MacOS: Revamp your Zsh terminal

Make your Zsh terminal appear like one belonging to a software engineer.

As software professionals, we love to make things look cool, don't we? Imagine you are presenting a demo to a large audience and all they are seeing is a black and white terminal. Well, that would be hard to follow and many would lose interest. Instead, if you could present a terminal filled with colours, autocompletion and some syntax highlighting, wouldn't that be great?

Well, what are we waiting for? Let's go ahead and revamp our Zsh terminal.

Oh My Zsh

Oh My Zsh (pronounced oh my zee shell) is an open source, community-driven framework for managing your zsh configuration.

Oh My Zsh will not make you a 10x developer...but you may feel like one.

Make a backup of your existing .zshrc file before executing any step in this lab.

Install Oh My Zsh

sh -c "$(curl -fsSL"

As soon as the installation is complete, you will see a hint of colour on your terminal.

Oh My Zsh creates a new .zshrc file. Copy the custom alias, paths and secrets from your backup .zshrc file and paste it at the end of the new file.

Save the file and source it.

source ~/.zshrc


Powerlevel10k is a theme for Zsh. It emphasizes speed, flexibility and out-of-the-box experience. It boosts the terminal with a nice new font and enables a fully customizable look and feel.

Install the Meslo Nerd Font by following the instructions mentioned here.

After installing the Font, Open Terminal → Settings → Profiles → Text, click Change under Font and select MesloLGS NF family. If you're unable to spot the Font, ensure you select "All Fonts" under the "Collection" option. Refer to the picture below.

Install Powerlevel10k using the command below:

git clone --depth=1 ${ZSH_CUSTOM:-$HOME/.oh-my-zsh/custom}/themes/powerlevel10k

Next step is to use the Powerlevel10k these for Oh My Zsh. To do that, open the ~/.zshrc file and edit the value of the existing field ZSH_THEME from robbyrussell to powerlevel10k/powerlevel10k as follows:


After installation, restart Zsh using the following command:

exec zsh

This will open the Powerlevel10k configuration wizard.

Here are the options that worked best for me:

PromptAnswer (Option entered)
Does this look like a diamond (rotated square)?Yes (y)
Does this look like a lock?Yes (y)
Does this look like an upward arrow?Yes (y)
Do all these icons fit between the crosses?Yes (y)
Prompt StyleLean (1)
Character SetASCII (2)
Prompt Colors256 (1)
Show current time?No (n)
Prompt HeightOne line (1)
Prompt SpacingCompact (1)
Prompt FlowFluent (2)
Enable Transient PromptNo (n)
Instant Prompt ModeVerbose (1)
Apply changes to ~/.zshrcYes (y)

Try a command such as

cd ~/Documents

You will see the an immediate change:


zsh-autosuggestions suggests commands as you type based on history and completions.

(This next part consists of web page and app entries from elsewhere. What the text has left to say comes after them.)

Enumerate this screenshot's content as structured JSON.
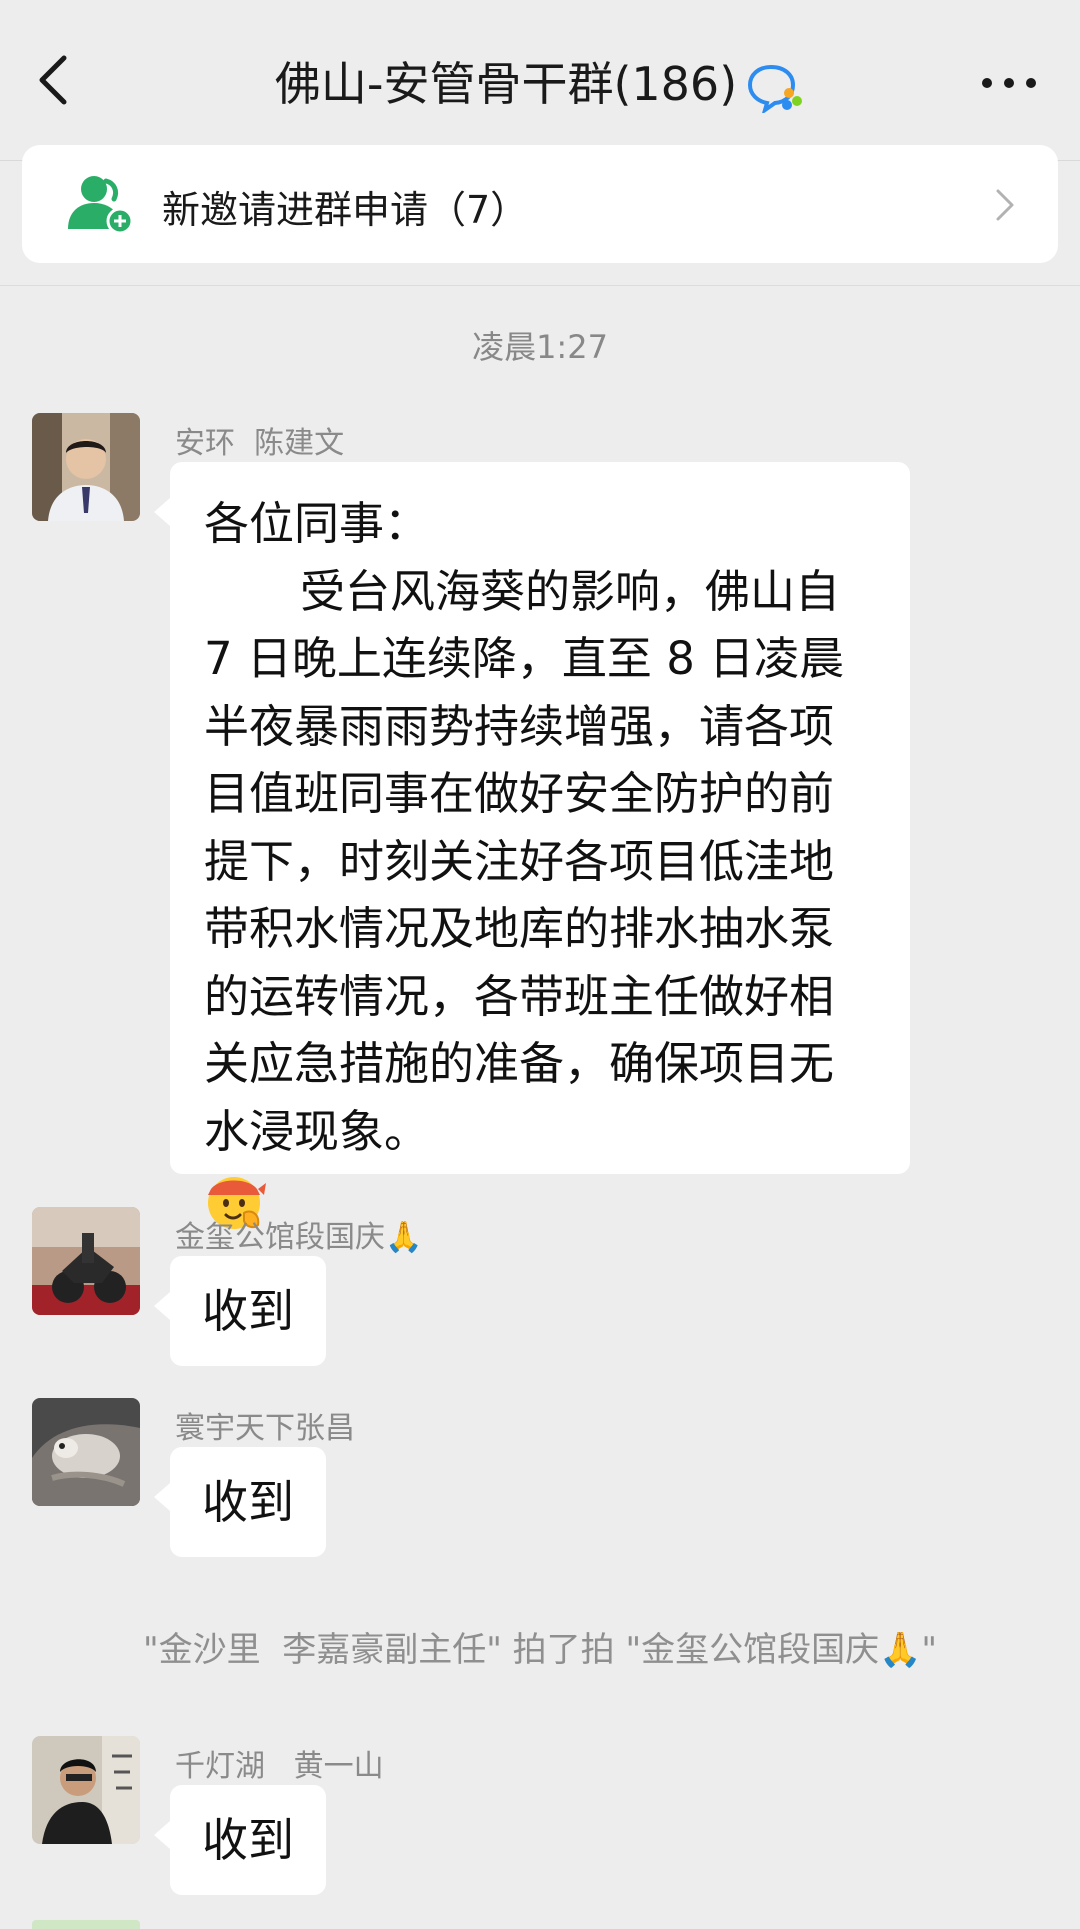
{
  "header": {
    "title": "佛山-安管骨干群(186)",
    "back_icon": "chevron-left-icon",
    "more_icon": "ellipsis-icon"
  },
  "invite": {
    "label": "新邀请进群申请（7）",
    "icon": "add-user-icon"
  },
  "timestamp": "凌晨1:27",
  "messages": [
    {
      "sender": "安环  陈建文",
      "lines": [
        "各位同事：",
        "受台风海葵的影响，佛山自 7 日晚上连续降，直至 8 日凌晨半夜暴雨雨势持续增强，请各项目值班同事在做好安全防护的前提下，时刻关注好各项目低洼地带积水情况及地库的排水抽水泵的运转情况，各带班主任做好相关应急措施的准备，确保项目无水浸现象。"
      ],
      "emoji": "saluting-face-emoji"
    },
    {
      "sender": "金玺公馆段国庆🙏",
      "text": "收到"
    },
    {
      "sender": "寰宇天下张昌",
      "text": "收到"
    },
    {
      "sender": "千灯湖   黄一山",
      "text": "收到"
    }
  ],
  "system_notice": "\"金沙里  李嘉豪副主任\" 拍了拍 \"金玺公馆段国庆🙏\"",
  "colors": {
    "background": "#ededed",
    "bubble": "#ffffff",
    "invite_icon": "#2aae67"
  }
}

Install the zsh-autosuggestions plugin using the following command:

git clone ${ZSH_CUSTOM:-~/.oh-my-zsh/custom}/plugins/zsh-autosuggestions

Add the plugin to the list of existing plugins for Oh My Zsh to load (inside ~/.zshrc)

plugins=(git zsh-autosuggestions)

Source the .zshrc using the following command:

source ~/.zshrc

Try to type some commands you have used before and you will see that the terminal suggests an auto-completion. To choose the suggested option, simply click the right arrow key.


zsh-syntax-highlighting provides syntax highlighting for Zsh. It enables highlighting of commands whilst they are typed at a Zsh prompt into an interactive terminal. This helps in reviewing commands before running them, particularly in catching syntax errors.

Install the zsh-syntax-highlighting plugin using the following command:

git clone ${ZSH_CUSTOM:-~/.oh-my-zsh/custom}/plugins/zsh-syntax-highlighting

Add the plugin to the list of existing plugins for Oh My Zsh to load (inside ~/.zshrc)

plugins=(git zsh-autosuggestions zsh-syntax-highlighting)

Source the .zshrc using the following command:

source ~/.zshrc

Try to type some commands. You will find that the terminal highlights valid commands in green and invalid commands in red.

Kubernetes Joy

For Kubernetes users, as soon as you type kubectl , the active context from the kubeconfig file is shown at the right of the terminal.

If the current namespace is anything other than default, it shows the custom namespace as well. In the below example, the context name is istio and the namespace is temp.

Wow, now that's an awesome upgrade!

Happy coding!